FEAR and bewilderment has gripped families in Blackbird Leys following the revelation that the estate’s two towers are covered in cladding deemed a fire risk.

On Monday it emerged that samples sent by Oxford City Council to the Building Research Establishment had failed fire safety tests and will now be replaced.

It follows more than 12 months of refurbishment work on Windrush and Evenlode Towers as part on an ongoing £20m project to improve Oxford’s tower blocks, in which the cladding itself had cost £1.4m to install.

Windrush Tower resident Craig Price, 28, who dealt with a radiator fire in his flat last week after alarms failed to trigger the fire brigade, said the project had been ‘a plethora of errors’.

He said: “The smallest detail could cause the biggest damage. There’s talk of protests and everything; people want the council to admit they were wrong.

“The cladding needs to be off by the end of the week.”

Partner Carol Anne added: “I have two children on the 11th floor. If there was a fire I feel we would struggle to get out. It’s terrifying.”

On Monday morning at about 11.50am a fire alarm sounded in a communal area of Windrush Tower, triggering a call to Oxfordshire Fire and Rescue Service.

In such an event alarms only sound on the three closest floors, leading to fears that in a serious incident they might not be heard.

A 31-year-old mother-of-two on the ninth floor, who asked not to be named, said: “We couldn’t hear it on my floor. People were bewildered as to what was going on.

“If a fire breaks out on the third floor and we’re in our beds sleeping, how are we supposed to hear it towards the top of the towers?”

Richard Webb, who lives on the 11th floor, added: “They are saying nobody needs to be evacuated; obviously it plays on our minds.”

Yesterday Prime Minister Theresa May called for a ‘major national investigation’ into potentially flammable cladding on high-rise towers across the UK.

Some 95 tower blocks in 32 English local authorities have now failed tests, meaning cladding may be ‘fire-retardant’ but could still catch light.

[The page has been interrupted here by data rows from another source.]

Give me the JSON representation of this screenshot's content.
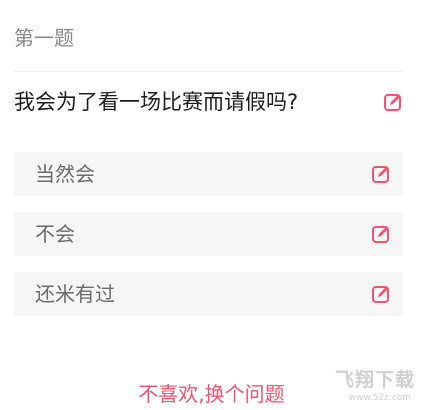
{
  "question": {
    "number_label": "第一题",
    "text": "我会为了看一场比赛而请假吗?"
  },
  "options": [
    {
      "label": "当然会"
    },
    {
      "label": "不会"
    },
    {
      "label": "还米有过"
    }
  ],
  "actions": {
    "change_question_label": "不喜欢,换个问题"
  },
  "watermark": {
    "title": "飞翔下载",
    "url": "www.52z.com"
  },
  "icons": {
    "edit": "edit-icon"
  },
  "colors": {
    "accent": "#f05470",
    "option_bg": "#f6f6f6",
    "muted_text": "#8a8a8a"
  }
}
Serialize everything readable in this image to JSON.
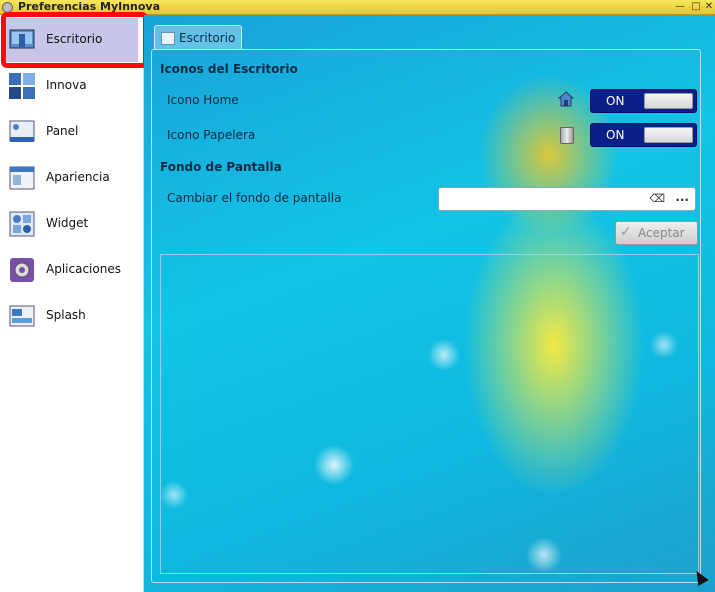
{
  "window": {
    "title": "Preferencias MyInnova"
  },
  "sidebar": {
    "items": [
      {
        "label": "Escritorio",
        "icon": "desktop-icon",
        "active": true
      },
      {
        "label": "Innova",
        "icon": "innova-icon"
      },
      {
        "label": "Panel",
        "icon": "panel-icon"
      },
      {
        "label": "Apariencia",
        "icon": "appearance-icon"
      },
      {
        "label": "Widget",
        "icon": "widget-icon"
      },
      {
        "label": "Aplicaciones",
        "icon": "applications-gear-icon"
      },
      {
        "label": "Splash",
        "icon": "splash-icon"
      }
    ]
  },
  "tab": {
    "label": "Escritorio"
  },
  "sections": {
    "icons_title": "Iconos del Escritorio",
    "home_label": "Icono Home",
    "home_toggle": "ON",
    "trash_label": "Icono Papelera",
    "trash_toggle": "ON",
    "wallpaper_title": "Fondo de Pantalla",
    "wallpaper_label": "Cambiar el fondo de pantalla",
    "wallpaper_value": "",
    "browse_label": "...",
    "accept_label": "Aceptar"
  },
  "colors": {
    "accent_highlight": "#ff0a0a",
    "active_item": "#c7c6e8",
    "toggle_bg": "#0b1f8a"
  }
}
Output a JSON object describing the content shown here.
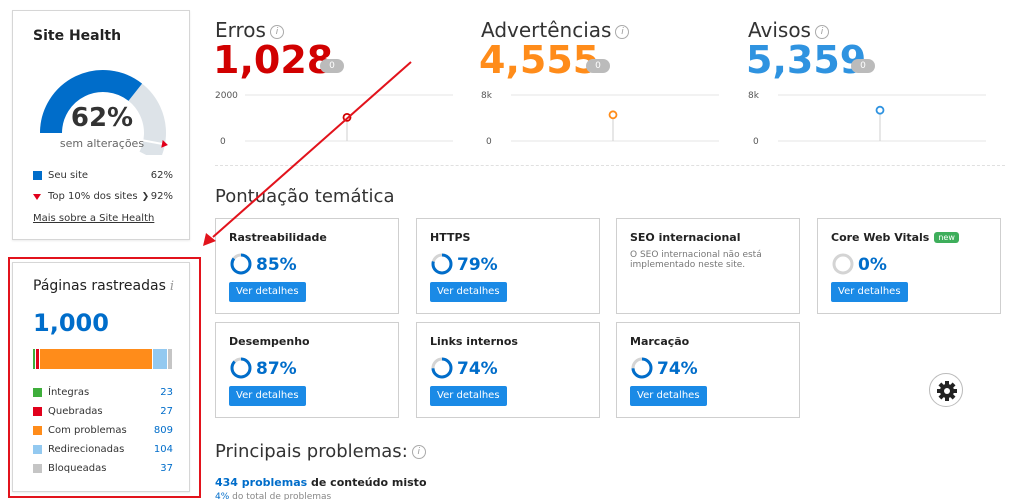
{
  "site_health": {
    "title": "Site Health",
    "percent": "62%",
    "percent_value": 62,
    "subtitle": "sem alterações",
    "legend": [
      {
        "label": "Seu site",
        "value": "62%"
      },
      {
        "label": "Top 10% dos sites",
        "value": "92%"
      }
    ],
    "top10_value": 92,
    "more_link": "Mais sobre a Site Health",
    "colors": {
      "site": "#006dca",
      "top": "#e1001b",
      "track": "#dde3e8"
    }
  },
  "pages": {
    "title": "Páginas rastreadas",
    "info": "i",
    "total": "1,000",
    "legend": [
      {
        "label": "Íntegras",
        "value": "23",
        "count": 23,
        "color": "#3eae3b"
      },
      {
        "label": "Quebradas",
        "value": "27",
        "count": 27,
        "color": "#e1001b"
      },
      {
        "label": "Com problemas",
        "value": "809",
        "count": 809,
        "color": "#ff8c1a"
      },
      {
        "label": "Redirecionadas",
        "value": "104",
        "count": 104,
        "color": "#93c9f0"
      },
      {
        "label": "Bloqueadas",
        "value": "37",
        "count": 37,
        "color": "#c5c5c5"
      }
    ]
  },
  "metrics": [
    {
      "title": "Erros",
      "value": "1,028",
      "color": "#d10000",
      "badge": "0",
      "y_top": "2000",
      "y_bottom": "0",
      "max": 2000,
      "current": 1028
    },
    {
      "title": "Advertências",
      "value": "4,555",
      "color": "#ff8c1a",
      "badge": "0",
      "y_top": "8k",
      "y_bottom": "0",
      "max": 8000,
      "current": 4555
    },
    {
      "title": "Avisos",
      "value": "5,359",
      "color": "#2f93e0",
      "badge": "0",
      "y_top": "8k",
      "y_bottom": "0",
      "max": 8000,
      "current": 5359
    }
  ],
  "thematic": {
    "title": "Pontuação temática",
    "button_label": "Ver detalhes",
    "cards": [
      {
        "name": "Rastreabilidade",
        "score": "85%",
        "value": 85
      },
      {
        "name": "HTTPS",
        "score": "79%",
        "value": 79
      },
      {
        "name": "SEO internacional",
        "desc": "O SEO internacional não está implementado neste site."
      },
      {
        "name": "Core Web Vitals",
        "badge": "new",
        "score": "0%",
        "value": 0
      },
      {
        "name": "Desempenho",
        "score": "87%",
        "value": 87
      },
      {
        "name": "Links internos",
        "score": "74%",
        "value": 74
      },
      {
        "name": "Marcação",
        "score": "74%",
        "value": 74
      }
    ]
  },
  "issues": {
    "title": "Principais problemas:",
    "first_count": "434 problemas",
    "first_text": " de conteúdo misto",
    "first_pct": "4%",
    "first_sub": " do total de problemas"
  }
}
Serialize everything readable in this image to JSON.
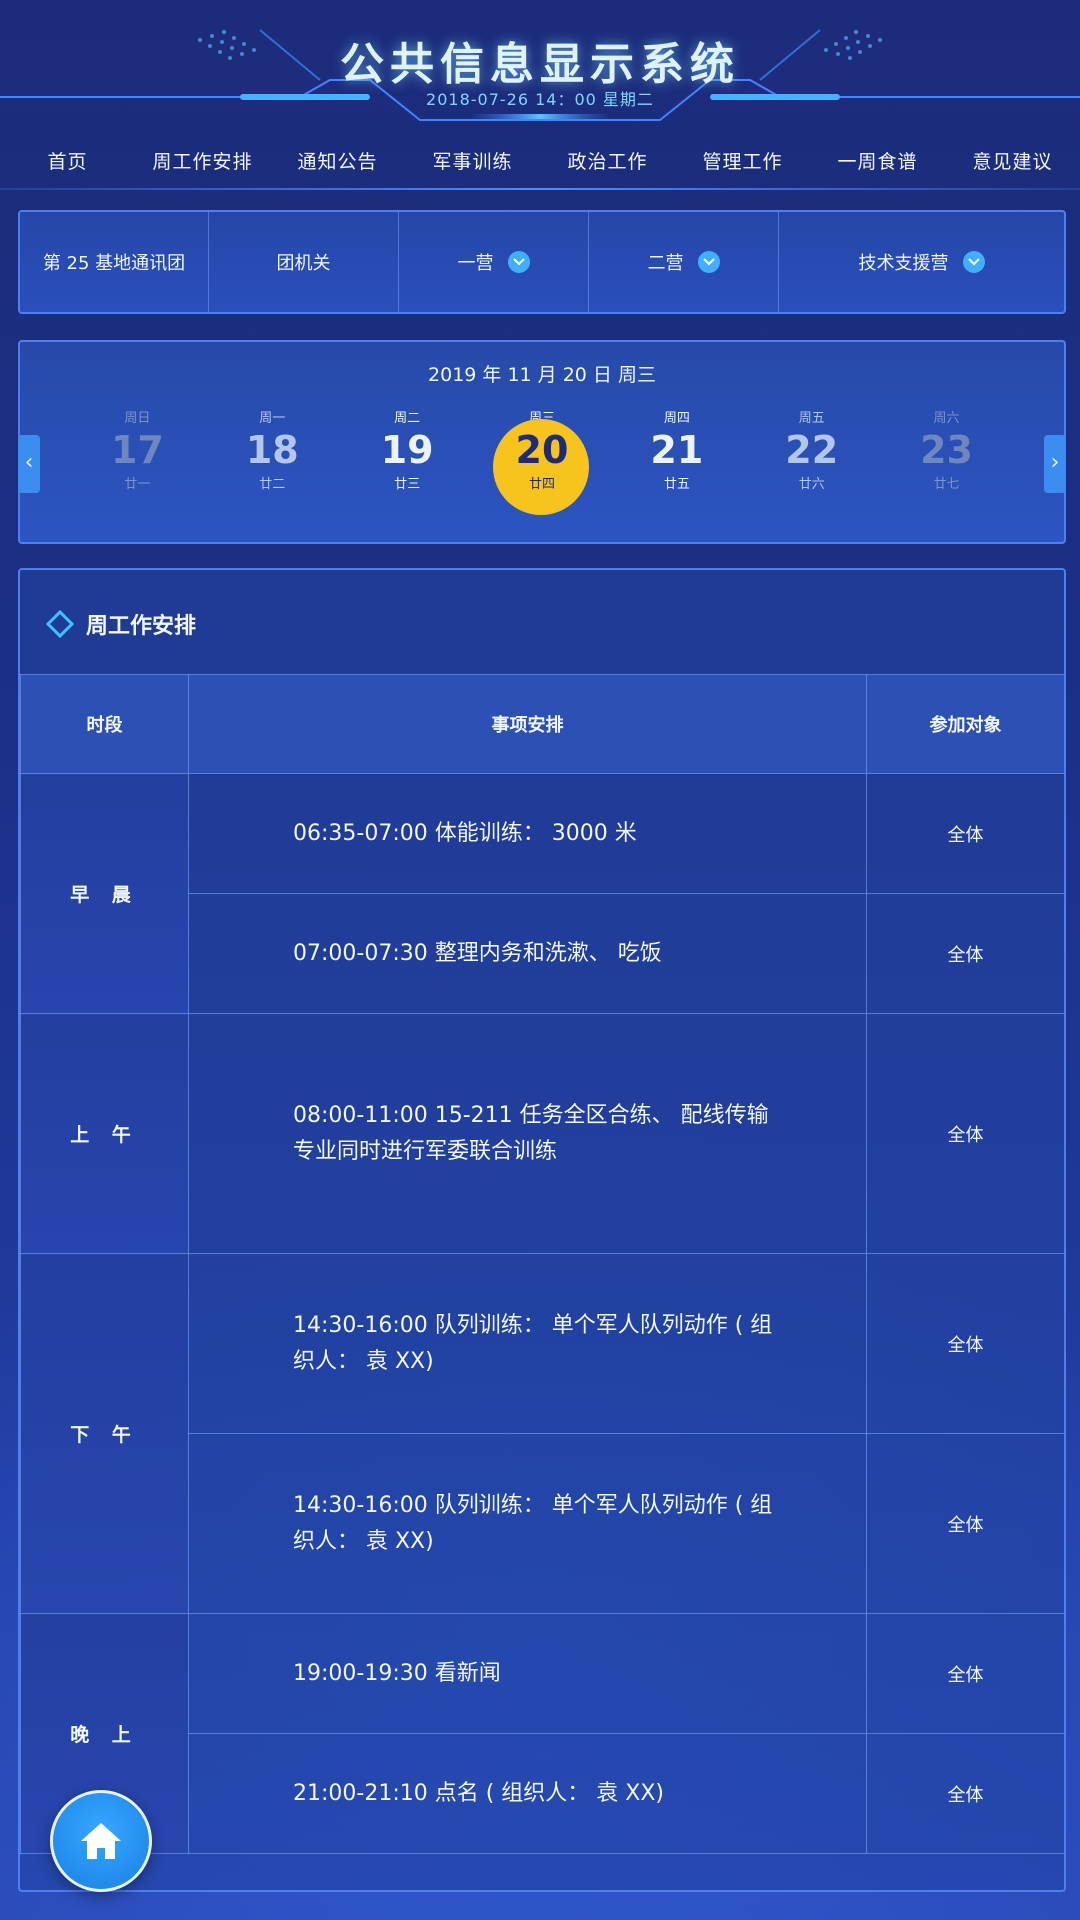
{
  "header": {
    "title": "公共信息显示系统",
    "datetime": "2018-07-26  14：00  星期二"
  },
  "nav": [
    {
      "label": "首页"
    },
    {
      "label": "周工作安排"
    },
    {
      "label": "通知公告"
    },
    {
      "label": "军事训练"
    },
    {
      "label": "政治工作"
    },
    {
      "label": "管理工作"
    },
    {
      "label": "一周食谱"
    },
    {
      "label": "意见建议"
    }
  ],
  "org": {
    "items": [
      {
        "label": "第 25 基地通讯团",
        "dropdown": false
      },
      {
        "label": "团机关",
        "dropdown": false
      },
      {
        "label": "一营",
        "dropdown": true
      },
      {
        "label": "二营",
        "dropdown": true
      },
      {
        "label": "技术支援营",
        "dropdown": true
      }
    ]
  },
  "calendar": {
    "date": "2019 年 11 月 20 日    周三",
    "days": [
      {
        "weekday": "周日",
        "day": "17",
        "lunar": "廿一",
        "state": "dim"
      },
      {
        "weekday": "周一",
        "day": "18",
        "lunar": "廿二",
        "state": "normal"
      },
      {
        "weekday": "周二",
        "day": "19",
        "lunar": "廿三",
        "state": "bright"
      },
      {
        "weekday": "周三",
        "day": "20",
        "lunar": "廿四",
        "state": "selected"
      },
      {
        "weekday": "周四",
        "day": "21",
        "lunar": "廿五",
        "state": "bright"
      },
      {
        "weekday": "周五",
        "day": "22",
        "lunar": "廿六",
        "state": "normal"
      },
      {
        "weekday": "周六",
        "day": "23",
        "lunar": "廿七",
        "state": "dim"
      }
    ],
    "prev_label": "‹",
    "next_label": "›"
  },
  "schedule": {
    "title": "周工作安排",
    "columns": [
      "时段",
      "事项安排",
      "参加对象"
    ],
    "periods": [
      {
        "name": "早 晨",
        "rows": [
          {
            "item": "06:35-07:00  体能训练：  3000 米",
            "who": "全体"
          },
          {
            "item": "07:00-07:30  整理内务和洗漱、  吃饭",
            "who": "全体"
          }
        ]
      },
      {
        "name": "上 午",
        "rows": [
          {
            "item": "08:00-11:00  15-211 任务全区合练、  配线传输专业同时进行军委联合训练",
            "who": "全体"
          }
        ]
      },
      {
        "name": "下 午",
        "rows": [
          {
            "item": "14:30-16:00  队列训练：  单个军人队列动作 ( 组织人：  袁 XX)",
            "who": "全体"
          },
          {
            "item": "14:30-16:00  队列训练：  单个军人队列动作 ( 组织人：  袁 XX)",
            "who": "全体"
          }
        ]
      },
      {
        "name": "晚 上",
        "rows": [
          {
            "item": "19:00-19:30  看新闻",
            "who": "全体"
          },
          {
            "item": "21:00-21:10  点名 ( 组织人：  袁 XX)",
            "who": "全体"
          }
        ]
      }
    ]
  },
  "colors": {
    "accent": "#3fb0ff",
    "selected_day": "#f7c31d",
    "border": "#4d7ff0"
  },
  "icons": {
    "home": "home-icon",
    "dropdown": "chevron-down-icon",
    "title_marker": "diamond-icon"
  }
}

Yesterday officers from Oxfordshire Fire and Rescue service spoke to occupants at some of the 120 flats across Windrush and Evenlode, which each have 15 floors.

It followed a public meeting on Monday in which chief fire officer Simon Furlong explained to residents that Oxford’s fire alarms would only sound on floors immediately above and below the source, as other safety measures installed - such as sprinklers and fire breaks - are believed to be sufficient to contain most fires, and evacuating the whole building could hamper firefighters trying to get in.

Residents were also told it would not be necessary to evacuate the towers, although some asked to be moved anyway while Oxford City Council ‘corrected its mistakes’. No timeframe has yet been set for the work.

Asked by the Oxford Mail if the council would consider re-housing tenants, Stephen Clarke, head of housing and property services, only repeated it was ‘not necessary’.

He said:“Together with Oxfordshire Fire and Rescue Service, we have assessed that the Evenlode and Windrush Towers do not present a particular risk that warrants additional safety measures over and above those we have in place. As a result, it is not necessary to evacuate.”